, 1996
"... > y)). Scaleindependent scalar features of each flow, based on moments of the moving point weighted by u, v,or(u, v), characterize the spatial distribution of the flow. We then analyze the periodic structure of these sequences of scalars. The scalar sequences for an image sequence h ..."
Abstract

Cited by 131 (8 self)
 Add to MetaCart
> y)). Scaleindependent scalar features of each flow, based on moments of the moving point weighted by u, v,or(u, v), characterize the spatial distribution of the flow. We then analyze the periodic structure of these sequences of scalars. The scalar sequences for an image sequence have the same fundamental period but differ in phase, which is a phase feature for each signal. Some phase features are consistent for one person and show significant statistical variation among persons. We use the phase feature vectors to recognize individuals by the shape of their motion. As few as three features out of the full set of twelve lead to excellent discrimination. Keywords: action recognition, gait recognition, motion features, optic flow, motion energy, spatial frequency, analysis Recognizing People by Their Gait: The Shape of Moti
Occlusions and Binocular Stereo
, 1995
"... Binocular stereo is the process of obtaining depth information from a pair of cameras. In the past, stereo algorithms have had problems at occlusions and have tended to fail there (though sometimes postprocessing has been added to mitigate the worst effects). We show that, on the contrary, occlusio ..."
Abstract

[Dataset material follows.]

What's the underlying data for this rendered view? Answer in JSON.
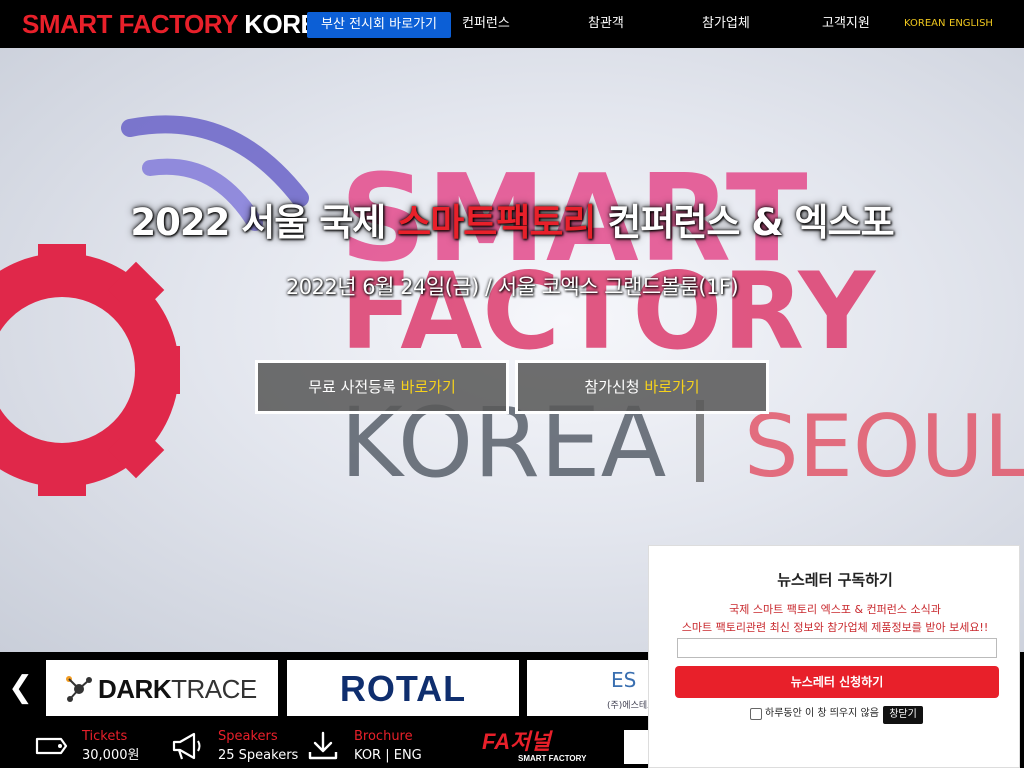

Cited by 129 (5 self)
 Add to MetaCart
Binocular stereo is the process of obtaining depth information from a pair of cameras. In the past, stereo algorithms have had problems at occlusions and have tended to fail there (though sometimes postprocessing has been added to mitigate the worst effects). We show that, on the contrary, occlusions can help stereo computation by providing cues for depth discontinuities. We describe a theory for stereo based on the Bayesian approach, using adaptive windows and a prior weak smoothness constraint, which incorporates occlusion. Our model assumes that a disparity discontinuity, along the epipolar line, in one eye always corresponds to an occluded region in the other eye thus, leading to an occlusion constraint. This constraint restricts the space of possible disparity values, thereby simplifying the computations. An estimation of the disparity at occluded features is also discussed in light of psychophysical experiments. Using dynamic programming we can find the optimal solution to our s...
Disparity analysis of images
 IEEE TPAMI
, 1980
"... AbstractAn algorithm for matching images of real world scenes is presented. The matching is a specification of the geometrical disparity between the images and may be used to partially reconstruct the threedimensional structure of the scene. Sets of candidate matching points are selected independen ..."
Abstract

Cited by 129 (2 self)
 Add to MetaCart
AbstractAn algorithm for matching images of real world scenes is presented. The matching is a specification of the geometrical disparity between the images and may be used to partially reconstruct the threedimensional structure of the scene. Sets of candidate matching points are selected independently in each image. These points are the locations of small, distinct features which are likely to be detectable in both images. An initial network of possible matches between the two sets of candidates is constructed. Each possible match specifies a possible disparity of a candidate point in a selected reference image. An initial estimate of the probability of each possible disparity is made, based on the similarity of subimages surrounding the points. These estimates are iteratively improved by a relaxation labeling technique making use of the local continuity property of disparity that is a consequence of the continuity of real world surfaces. The algorithm is effective for binocular parallax, motion parallax, and object motion. It quickly converges to good estimates of disparity, which reflect the spatial organization of the scene. Index TermsDisparity, matching, motion, relaxation labeling, scene analysis, stereo.